MASK WARNING: NASCAR tells teams to avoid ‘complacency’

Now in its second race weekend of 2020, F1 has taken an aggressive approach to maintain a paddock free of COVID-19. Before teams hit the track last week for the season-opening Austrian Grand Prix, F1 and FIA officials said more than 4,000 tests were conducted over a week with no positive tests.

In order to enter the track, any F1 personnel (which includes drivers and team members) must have a negative COVID-19 test. Private testing was used ahead of those traveling to Austria. After entering the track, personnel are tested every five days with private medical teams at events along with extra screening.

The results of F1 COVID-19 testing also will be made public every seven days. More than 8,000 tests were conducted through Saturday.

It’s a much different tack from NASCAR and IndyCar, neither of which is conducting COVID-19 testing (and with NASCAR recently distributing that warned teams of “complacency with protocols).

Though Brown, who also oversees Arrow McLaren SP Motorsports in IndyCar, demurred when asked whether the U.S.-based series should be taking a cue, he praised F1 COVID-19 testing for being a best-in-class example.

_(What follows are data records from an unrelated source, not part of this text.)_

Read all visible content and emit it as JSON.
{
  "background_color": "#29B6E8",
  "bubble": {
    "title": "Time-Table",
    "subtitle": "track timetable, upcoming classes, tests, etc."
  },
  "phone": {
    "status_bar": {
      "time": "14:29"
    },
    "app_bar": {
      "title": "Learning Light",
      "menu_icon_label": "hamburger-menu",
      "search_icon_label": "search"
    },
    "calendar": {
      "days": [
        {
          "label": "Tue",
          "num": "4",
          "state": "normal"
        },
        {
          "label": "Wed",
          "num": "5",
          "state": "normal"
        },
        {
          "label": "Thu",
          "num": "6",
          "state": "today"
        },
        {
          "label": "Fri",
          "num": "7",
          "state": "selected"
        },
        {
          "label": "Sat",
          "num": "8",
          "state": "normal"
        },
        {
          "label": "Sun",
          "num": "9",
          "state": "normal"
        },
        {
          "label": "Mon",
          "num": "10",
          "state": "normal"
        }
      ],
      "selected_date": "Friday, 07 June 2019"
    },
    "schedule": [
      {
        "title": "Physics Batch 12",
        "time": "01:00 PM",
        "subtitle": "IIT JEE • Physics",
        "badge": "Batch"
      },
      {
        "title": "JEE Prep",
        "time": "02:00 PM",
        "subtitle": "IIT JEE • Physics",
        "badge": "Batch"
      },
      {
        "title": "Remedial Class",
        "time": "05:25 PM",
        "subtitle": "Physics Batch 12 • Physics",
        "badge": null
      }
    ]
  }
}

“I don’t know exactly what every other racing series is doing, so it would be difficult for me to say they’re doing it right or wrong,” Brown said from Austria. “All I can really do is speak to what Formula One is doing, and they’re doing an unbelievable job with 5,000 tests, and people flying in from different parts of the world. The minute that someone — and there’s not been many instances – has taken a mask off, you’re getting a letter or a phone call saying put your mask back on.

“I think all sports should be looking at all sports and seeing who’s doing what and what are our best practices, but I’ve got nothing but great things to say about how the FIA and Formula One and the countries they’re racing in are executing because it feels extremely safe here.”

Brown said it’s unlikely the European-based circuit will do F1 COVID-19 testing at races in the United States, Brazil, Mexico and Canada because the events likely will be scrubbed. Circuit of The Americas in Austin, Texas, was scheduled to play host to F1 on the Oct. 23-25 race weekend but just canceled its MotoGP race.

“We’d very much like to race at all those circuits,” Brown said. “Unfortunately, my opinion is it’s probably unlikely we’ll race at any of those venues this year. That’s obviously due to the COVID situation. … Let’s see what happens, but certainly it seems like the spikes in Texas are pretty severe and Brazil and Mexico and Canada a little less so. But if we miss them this year, we certainly look forward to going back to those venues next year.”